We, at a Group level, maintain compliance with the lCAAP as required under Pillar 2 of Basel 2 and its local implementation in Germany, the Minimum Requirements for Risk Management (MaRisk), through a Group-wide risk management and governance framework, methodologies, processes and infrastructure.

In line with MaRisk and Basel requirements, the key instruments to help us maintain our adequate capitalization on an ongoing and forward looking basis are:

  • A strategic planning process which aligns risk strategy and appetite with commercial objectives;
  • A continuous monitoring process against approved risk and capital targets set;
  • Frequent risk and capital reporting to management; and
  • An economic capital and stress testing framework which also includes specific stress tests to underpin our recovery monitoring processes.

More information on risk management organized by major risk category can be found in section “Risk Management Principles – Risk Governance”.

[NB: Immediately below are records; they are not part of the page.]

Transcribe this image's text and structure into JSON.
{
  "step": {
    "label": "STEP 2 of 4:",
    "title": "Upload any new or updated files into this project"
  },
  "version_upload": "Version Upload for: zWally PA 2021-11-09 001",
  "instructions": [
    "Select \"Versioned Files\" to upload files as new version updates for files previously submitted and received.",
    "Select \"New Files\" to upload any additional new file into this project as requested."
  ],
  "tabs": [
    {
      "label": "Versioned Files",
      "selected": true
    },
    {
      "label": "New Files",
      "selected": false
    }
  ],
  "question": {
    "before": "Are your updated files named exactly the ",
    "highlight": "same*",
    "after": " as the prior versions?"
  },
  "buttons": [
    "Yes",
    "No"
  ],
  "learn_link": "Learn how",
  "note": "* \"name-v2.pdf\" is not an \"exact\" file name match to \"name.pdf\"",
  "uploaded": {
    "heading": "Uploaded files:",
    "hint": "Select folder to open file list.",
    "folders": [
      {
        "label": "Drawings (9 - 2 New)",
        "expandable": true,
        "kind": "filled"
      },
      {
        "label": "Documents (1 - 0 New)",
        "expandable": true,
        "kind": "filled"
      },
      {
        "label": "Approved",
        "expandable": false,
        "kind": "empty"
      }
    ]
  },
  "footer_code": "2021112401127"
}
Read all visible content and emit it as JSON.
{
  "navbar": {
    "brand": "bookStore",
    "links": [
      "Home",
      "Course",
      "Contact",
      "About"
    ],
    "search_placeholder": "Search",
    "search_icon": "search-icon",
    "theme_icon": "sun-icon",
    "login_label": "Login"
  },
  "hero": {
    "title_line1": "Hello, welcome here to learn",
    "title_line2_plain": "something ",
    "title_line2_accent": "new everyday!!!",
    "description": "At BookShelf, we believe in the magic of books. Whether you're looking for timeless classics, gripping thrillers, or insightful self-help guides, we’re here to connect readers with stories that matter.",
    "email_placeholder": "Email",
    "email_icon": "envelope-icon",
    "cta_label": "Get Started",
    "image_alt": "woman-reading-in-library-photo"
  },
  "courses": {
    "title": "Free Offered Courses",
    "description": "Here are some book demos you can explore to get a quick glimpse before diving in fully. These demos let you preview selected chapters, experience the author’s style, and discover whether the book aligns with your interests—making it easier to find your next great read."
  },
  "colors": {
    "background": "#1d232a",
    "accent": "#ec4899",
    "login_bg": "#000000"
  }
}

Internal Capital Adequacy

As the primary measure of our Internal Capital Adequacy Assessment Process (ICAAP) we assess our internal capital adequacy based on our “gone concern approach” as the ratio of our total capital supply divided by our total capital demand as shown in the table below. In 2014 we included defined benefit pension fund assets in our capital supply definition to reflect the CRR/CRD 4 capital framework. The prior year information has been revised accordingly.

Internal Capital Adequacy

in € m.
(unless stated otherwise)

Dec 31, 2014

Dec 31, 2013

1

Includes deduction of fair value gains on own credit-effect relating to own liabilities designated under the fair value option as well as the debt valuation adjustments.

2

Reported as net assets (assets minus liabilities) of a defined pension fund, i.e. applicable for overfunded pension plans.

3

Includes fair value adjustments for assets reclassified in accordance with IAS 39 and for banking book assets where no matched funding is available. A positive adjustment is not considered.

4

Includes noncontrolling interest up to the economic capital requirement for each subsidiary.

Capital supply

 

 

Shareholders' equity

68,351

54,719

Fair value gains on own debt and debt valuation adjustments, subject to own credit risk1

(544)

(537)

Defined benefit pension fund assets2

(961)

(639)

Deferred tax assets

(6,865)

(7,071)

Fair Value adjustments for financial assets reclassified to loans3

0

(363)

Noncontrolling Interests4

0

0

Hybrid Tier 1 capital instruments

16,158

12,182

Tier 2 capital instruments

6,620

9,689

Capital supply

82,759

67,980

 

 

 

Capital demand

 

 

Economic capital requirement

31,866

27,171

Intangible assets

14,951

13,932

Capital demand

46,817

41,103

 

 

 

Internal capital adequacy ratio

177 %

165 %

A ratio of more than 100 % signifies that the total capital supply is sufficient to cover the capital demand determined by the risk positions. This ratio was 177 % as of December 31, 2014, compared with 165 % as of December 31, 2013. The change of the ratio was driven by an increase in capital supply. Shareholders’ equity increased by € 13.6 billion mainly driven by the capital increase on June 25, 2014. Hybrid Tier 1 capital instruments increased by € 4.0 billion mainly driven by the completed issuances of Additional Tier 1 Notes on May 20, 2014 and November 19, 2014. Tier 2 capital instruments decreased by € 3.1 billion mainly due to called capital instruments. Further details are explained in the section “Capital Management”. The increase in capital demand was driven by higher economic capital requirement as explained in the section “Overall Risk Position” and an increase in intangible assets by € 1.0 billion.

The above capital adequacy measures apply to the consolidated Group as a whole (including Postbank) and form an integral part of our Risk and Capital Management framework, further described in the respective sections of this report (please refer in particular to sections “Credit Risk Tools – Economic Capital for Credit Risk”, “Economic Capital for Market Risk”, “Economic Capital Usage for Our Nontrading Market Risk Portfolios per Business Area”, “Carrying Value and Economic Capital Usage for Nontrading Market Risk Portfolios”, “Measuring Our Operational Risks” and “Economic Capital usage for Operational Risk”).